Please note that the idea of axes is something that I came up with on my own and is in no way sponsored by any other builder (Although another could have come up about it or something like it separately). If you see a flaw in my logic, please comment.
Anyone familiar with Dungeons and Dragons is probably well versed in the idea of axes (The plural of axis) that can say something about a character's personality. In version 3.5 (The only good version, in my humble opinion), one axis is lawful and chaotic and the other is good and evil. There is also a neutral option for each axis, creating a grand total of nine different positions on the axes. The same is true for MOCing styles. The two axes that I have observed are custom and standard as one and Hero Factory or Bionicle as the other.
Let's start with Hero Factory vs Bionicle, since that's probably what most people are most knowledgeable about. By Bionicle I mean building using pieces released in-between the Throwbots of 1999 and the first wave of Hero Factory in 2010. Bionicle style of building uses a lot of different ways to connect one piece the the other, such as axles, gears, studs, ball-and-socket and thin rods. It allows a lot of variability, but on the down-side it can be confusing with so many different connection methods all tangled up together.
Before the second wave of Hero Factory, all MOCs were Bionicle style, since the newly released Hero Factory sets were essentially Bionicles. The second wave changed all that, introducing a whole new set of pieces that worked very differently than old sets. Hero Factory style uses almost entirely ball-and-socket building, with a basic thin skeleton made up of ball-and-socket bones covered with socket armour. This is the only style of building available to you if you don't already have some bionicle pieces and don't want to buy Technic sets or older sets. The up side is that it is simple and clean, but it is also harder to do something out of the ordinary with Hero Factory pieces since there are only 3 years worth of pieces compared to the eleven years of Bionicle pieces.
That's a lot of writing, so here are some pictures. This is an example of a purely Bionicle MOC by Ben Cossy, entitled Makuta Septerra.
The MOC is by Ben Cossy. Note how the pieces come from a variety of set-years (2003 or earlier to 2010) and the shape is non-humanoid. Non-humanoid shapes are also possible with Hero Factory, but it is arguably easier to do it with bionicle parts. Now here is a fully Hero Factory model called Jetbug Revamp also by Ben Cossy.

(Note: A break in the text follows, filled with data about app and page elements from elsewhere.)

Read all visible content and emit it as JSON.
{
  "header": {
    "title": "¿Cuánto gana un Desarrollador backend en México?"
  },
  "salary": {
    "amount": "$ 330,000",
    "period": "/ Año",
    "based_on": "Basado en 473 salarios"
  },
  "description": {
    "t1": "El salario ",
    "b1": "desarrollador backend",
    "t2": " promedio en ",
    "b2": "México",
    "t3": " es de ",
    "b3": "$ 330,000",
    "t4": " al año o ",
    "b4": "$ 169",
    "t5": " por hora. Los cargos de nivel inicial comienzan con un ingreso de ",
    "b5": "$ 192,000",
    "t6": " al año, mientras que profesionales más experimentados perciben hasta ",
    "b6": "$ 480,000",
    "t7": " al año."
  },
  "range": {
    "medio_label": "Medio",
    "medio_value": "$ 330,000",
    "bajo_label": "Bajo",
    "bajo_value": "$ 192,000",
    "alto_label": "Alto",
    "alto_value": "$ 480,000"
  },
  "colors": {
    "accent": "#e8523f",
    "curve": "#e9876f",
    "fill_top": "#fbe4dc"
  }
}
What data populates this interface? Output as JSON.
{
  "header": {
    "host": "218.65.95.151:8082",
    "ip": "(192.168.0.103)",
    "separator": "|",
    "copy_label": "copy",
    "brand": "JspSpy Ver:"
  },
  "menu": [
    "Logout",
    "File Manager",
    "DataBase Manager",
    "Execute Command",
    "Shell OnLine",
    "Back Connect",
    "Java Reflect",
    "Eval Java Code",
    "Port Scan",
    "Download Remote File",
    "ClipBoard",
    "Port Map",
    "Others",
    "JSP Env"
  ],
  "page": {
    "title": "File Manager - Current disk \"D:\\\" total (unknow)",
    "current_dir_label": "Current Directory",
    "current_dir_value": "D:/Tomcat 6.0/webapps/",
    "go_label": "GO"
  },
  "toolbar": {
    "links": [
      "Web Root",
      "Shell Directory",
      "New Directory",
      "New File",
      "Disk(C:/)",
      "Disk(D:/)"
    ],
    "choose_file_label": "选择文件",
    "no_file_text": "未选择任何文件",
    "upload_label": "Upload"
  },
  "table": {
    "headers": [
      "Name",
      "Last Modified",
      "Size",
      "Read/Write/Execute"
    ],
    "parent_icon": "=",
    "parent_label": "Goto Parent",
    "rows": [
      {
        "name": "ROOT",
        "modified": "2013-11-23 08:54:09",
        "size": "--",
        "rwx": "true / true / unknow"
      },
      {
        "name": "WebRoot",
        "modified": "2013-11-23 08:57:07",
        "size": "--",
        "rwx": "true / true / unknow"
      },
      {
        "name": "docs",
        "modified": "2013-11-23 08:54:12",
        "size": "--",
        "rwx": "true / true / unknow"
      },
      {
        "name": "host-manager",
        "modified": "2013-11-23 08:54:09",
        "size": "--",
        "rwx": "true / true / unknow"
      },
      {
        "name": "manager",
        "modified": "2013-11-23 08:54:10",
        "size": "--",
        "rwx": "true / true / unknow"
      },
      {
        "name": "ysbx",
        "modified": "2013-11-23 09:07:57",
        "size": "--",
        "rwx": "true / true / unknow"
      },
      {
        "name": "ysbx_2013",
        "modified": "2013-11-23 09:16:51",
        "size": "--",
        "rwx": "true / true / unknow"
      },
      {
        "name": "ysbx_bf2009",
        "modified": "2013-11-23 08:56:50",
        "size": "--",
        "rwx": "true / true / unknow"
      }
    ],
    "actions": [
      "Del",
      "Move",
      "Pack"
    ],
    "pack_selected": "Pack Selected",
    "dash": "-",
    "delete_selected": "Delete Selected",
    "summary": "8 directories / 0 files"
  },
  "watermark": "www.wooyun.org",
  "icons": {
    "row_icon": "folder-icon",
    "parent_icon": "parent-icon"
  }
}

Okay, so a revamp probably wasn't the best example to illustrate my point, but it's hard to find purely Hero Factory MOCs since most builders go for mixed Hero Factory and bionicle. This isn't completely Hero Factory itself, as you can see from the 2003 translucent orange pieces. But it pretty well shows how most Hero Factory builds go. Notice that the armour on the arms, legs, torso, and jet boosters is mostly in bigger pieces and the build is as humanoid as a bug can get. Here is a look at a mix of Hero Factory and Bionicle pieces by Callan Lof. The model is called Obseshin.
See how the arms and legs mostly use large pieces connected by ball-and-socket systems but the other parts, the weapon and torso especially, use other techniques to connect everything.
Since this post is long enough as it is, I'll talk about standard vs custom in another post. In the meantime, here's some building challenges.
Beginner: Build a model using Hero Factory while connecting the pieces, but try to use other connection systems at least as much as ball-and-socket.
Intermediate: Build a MOC using hero factory bones but Bionicle pieces for the skeleton.
Expert: Build a MOC out of Hero Factory pieces, then another out of Bionicle ones. Make the two models have the same color scheme, height, weapons, body type, everything except the type of build.
Boss challenge: Build something large and high-quality with only pieces available in models this year. Try to keep a consistent color scheme and make it at least two feet tall.